The Way We Were
Carlisle, July 1986
Pity the poor chap in the dark-coloured Ford Escort. He looks like he’s rushing to catch the 16:41 to London Euston – but he’s left it too late to grab one of the spaces outside Carlisle’s Grade II-listed railway station.
If he made it with enough time to slot his MkII – which we reckon is an RS2000, on account of its pronounced rubber spoiler and black rear panel – into a space, we suppose he’d be able to rush through to platform three, hop on to British Rail’s finest and unfurl a copy of that morning’s News & Star for the long journey ahead. If he didn’t, it’d be a long wait, perhaps over a pint of Jennings Bitter at the Cumbrian Hotel next door.
But it’s a fascinating collection of cars that’s preventing our Escort-driving pal from parking up. Immediately in front of him there’s a Vauxhall Cavalier MkII, at the time the UK’s fifth best-selling car (its fierce rival, Ford’s Sierra, was number three on the list). It looks a little vulnerable sitting directly beneath the scaffolding cloaking much of the Victorian station’s exterior; Renofors, the firm carrying out the operations, appears to have ceased operating in the UK in the early Noughties, but is still a thriving business in its native France.
Parked alongside the Cavalier are an early Rover SD1, a Mercedes-Benz 190E and a Hillman Imp. The latter looks like a MkIII Super, with an extended rear numberplate surround holding additional reversing lights.
Competing with the Escort for parking spaces in front of the station entrance are a Renault 25, introduced two years earlier to replace the 20 and 30, and a red hatchback that might be a Peugeot 205. In front of it there’s a Toyota Carina II, a Ford Capri MkIII, a post-facelift Renault 12 (the large rear lights are the clue) and another Escort – a Sunburst Red MkIII.

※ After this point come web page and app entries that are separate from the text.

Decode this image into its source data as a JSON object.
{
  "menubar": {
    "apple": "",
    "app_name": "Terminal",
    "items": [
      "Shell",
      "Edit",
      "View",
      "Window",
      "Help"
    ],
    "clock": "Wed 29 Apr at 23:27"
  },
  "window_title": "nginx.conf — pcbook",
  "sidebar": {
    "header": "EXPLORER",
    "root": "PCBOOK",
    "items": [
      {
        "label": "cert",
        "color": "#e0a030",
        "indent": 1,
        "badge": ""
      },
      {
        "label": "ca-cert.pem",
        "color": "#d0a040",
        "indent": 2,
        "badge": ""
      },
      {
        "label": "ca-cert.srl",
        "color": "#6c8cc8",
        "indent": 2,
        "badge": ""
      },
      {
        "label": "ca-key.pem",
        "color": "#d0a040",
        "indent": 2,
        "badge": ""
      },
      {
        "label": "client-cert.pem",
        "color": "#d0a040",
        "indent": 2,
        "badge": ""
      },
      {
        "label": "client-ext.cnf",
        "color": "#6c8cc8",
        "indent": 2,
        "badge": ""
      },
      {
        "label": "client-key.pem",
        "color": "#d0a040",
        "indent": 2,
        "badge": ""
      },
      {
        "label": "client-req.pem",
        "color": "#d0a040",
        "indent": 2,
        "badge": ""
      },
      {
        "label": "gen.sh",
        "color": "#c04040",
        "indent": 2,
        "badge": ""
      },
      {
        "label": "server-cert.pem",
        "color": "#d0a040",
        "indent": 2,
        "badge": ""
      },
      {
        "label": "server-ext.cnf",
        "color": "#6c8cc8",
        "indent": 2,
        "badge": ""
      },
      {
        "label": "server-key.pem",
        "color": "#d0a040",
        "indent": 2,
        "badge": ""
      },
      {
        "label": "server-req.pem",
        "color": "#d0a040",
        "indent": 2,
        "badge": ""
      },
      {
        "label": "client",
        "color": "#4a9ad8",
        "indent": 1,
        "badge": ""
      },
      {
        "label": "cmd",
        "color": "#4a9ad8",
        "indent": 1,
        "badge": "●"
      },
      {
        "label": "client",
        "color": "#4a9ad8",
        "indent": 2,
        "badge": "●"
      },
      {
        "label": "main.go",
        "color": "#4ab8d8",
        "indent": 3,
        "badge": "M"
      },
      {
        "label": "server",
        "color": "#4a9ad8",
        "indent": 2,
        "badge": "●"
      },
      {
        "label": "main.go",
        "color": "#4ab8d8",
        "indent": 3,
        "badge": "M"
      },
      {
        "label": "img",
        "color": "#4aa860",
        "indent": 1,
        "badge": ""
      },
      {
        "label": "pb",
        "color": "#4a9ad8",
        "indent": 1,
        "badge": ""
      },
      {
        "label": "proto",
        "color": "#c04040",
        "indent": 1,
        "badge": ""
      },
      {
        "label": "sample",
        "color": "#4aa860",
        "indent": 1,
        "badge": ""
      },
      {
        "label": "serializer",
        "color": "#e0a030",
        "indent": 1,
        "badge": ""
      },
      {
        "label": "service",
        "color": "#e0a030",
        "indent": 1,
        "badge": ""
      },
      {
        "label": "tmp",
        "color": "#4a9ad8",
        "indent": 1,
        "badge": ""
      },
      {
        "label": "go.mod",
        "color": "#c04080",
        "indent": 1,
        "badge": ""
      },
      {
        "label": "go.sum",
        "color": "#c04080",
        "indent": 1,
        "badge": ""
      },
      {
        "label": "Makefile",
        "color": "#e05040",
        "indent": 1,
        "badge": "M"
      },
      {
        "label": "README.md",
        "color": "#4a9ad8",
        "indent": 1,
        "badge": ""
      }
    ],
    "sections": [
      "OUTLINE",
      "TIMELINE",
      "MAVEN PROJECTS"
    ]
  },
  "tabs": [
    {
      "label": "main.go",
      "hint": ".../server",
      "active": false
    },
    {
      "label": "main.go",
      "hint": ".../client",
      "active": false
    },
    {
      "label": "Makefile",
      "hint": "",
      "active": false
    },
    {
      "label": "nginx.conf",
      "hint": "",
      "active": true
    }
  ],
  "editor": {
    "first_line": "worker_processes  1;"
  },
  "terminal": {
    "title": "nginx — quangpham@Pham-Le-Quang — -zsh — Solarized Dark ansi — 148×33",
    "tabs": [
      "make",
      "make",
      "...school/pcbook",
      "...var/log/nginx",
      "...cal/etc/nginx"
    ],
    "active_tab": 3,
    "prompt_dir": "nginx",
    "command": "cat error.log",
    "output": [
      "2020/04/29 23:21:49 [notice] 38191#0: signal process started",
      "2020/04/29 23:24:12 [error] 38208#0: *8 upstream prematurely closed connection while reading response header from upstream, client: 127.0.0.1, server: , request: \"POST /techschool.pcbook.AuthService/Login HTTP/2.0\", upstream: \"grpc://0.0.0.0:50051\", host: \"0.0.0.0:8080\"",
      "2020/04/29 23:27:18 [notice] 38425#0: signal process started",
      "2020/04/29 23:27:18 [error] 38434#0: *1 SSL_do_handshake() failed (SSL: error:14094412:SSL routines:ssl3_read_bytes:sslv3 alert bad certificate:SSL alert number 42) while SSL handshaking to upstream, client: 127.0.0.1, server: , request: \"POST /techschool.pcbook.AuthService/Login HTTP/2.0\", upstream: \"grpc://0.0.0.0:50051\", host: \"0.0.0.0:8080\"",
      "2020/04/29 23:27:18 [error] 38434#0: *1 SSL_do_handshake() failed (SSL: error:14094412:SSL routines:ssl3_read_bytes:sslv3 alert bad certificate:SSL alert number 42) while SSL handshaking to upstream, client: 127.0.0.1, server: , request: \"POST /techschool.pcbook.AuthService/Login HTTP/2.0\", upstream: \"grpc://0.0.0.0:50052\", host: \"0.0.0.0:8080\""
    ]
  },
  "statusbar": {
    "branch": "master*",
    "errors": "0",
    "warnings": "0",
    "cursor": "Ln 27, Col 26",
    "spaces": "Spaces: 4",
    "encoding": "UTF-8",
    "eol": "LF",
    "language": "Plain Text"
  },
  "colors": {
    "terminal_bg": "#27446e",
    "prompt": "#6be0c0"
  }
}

The row behind, obscured by the railings of the underground passenger toilets, is a little trickier to discern, but seems to be dominated by vehicles that weren’t exactly the motoring mainstream in the mid-1980s. There’s a Citroën 2CV, at that time carving a loyal UK following on account of its long line of special edition models, and an early Daihatsu Fourtrak, perhaps driven into town by a farmer from the nearby Cumbria countryside. There’s also a distinctive yellow hatchback at the front – we reckon it’s a Fiat 127.
Heading towards the hotel – or perhaps just badly parked – is a tiredlooking Leyland Princess, whose faded paintwork and frilly nearside rear wheelarch are clear even from this distance. Outside the hotel’s frontage – and looking in rather better condition – is a K10-generation Nissan Micra, a Ford Fiesta MkI and a Triumph Dolomite. There’s also a tidy-looking Golf MkII parked up by the alleyway heading off between the station and the hotel.
There’s another Golf MkII – a midrange CL, which disappeared from the DVLA’s records in 2003 – heading away from the station, followed by a Vauxhall Viva HC which, judging by the corrosion just above its offside headlight, has seen better days. There’s also a Datsun Stanza waiting to creep out of the station car park – a fairly common sight in the mid-1980s, but just 17 survivors remain today.
The Austin FX4 just visible to the very right of this shot would’ve been the first of a long line of black cabs stretching all the way down to the city’s English Damside. Perhaps if our hurried commuter friend in his Escort RS2000 had hailed one of those rather than looking for a space, he’d have stood a better chance of catching that train…
DAVID SIMISTER Having begun his career on local newspapers in North Wales, David has been with CCW since 2013, and is still honing his tea-making skills.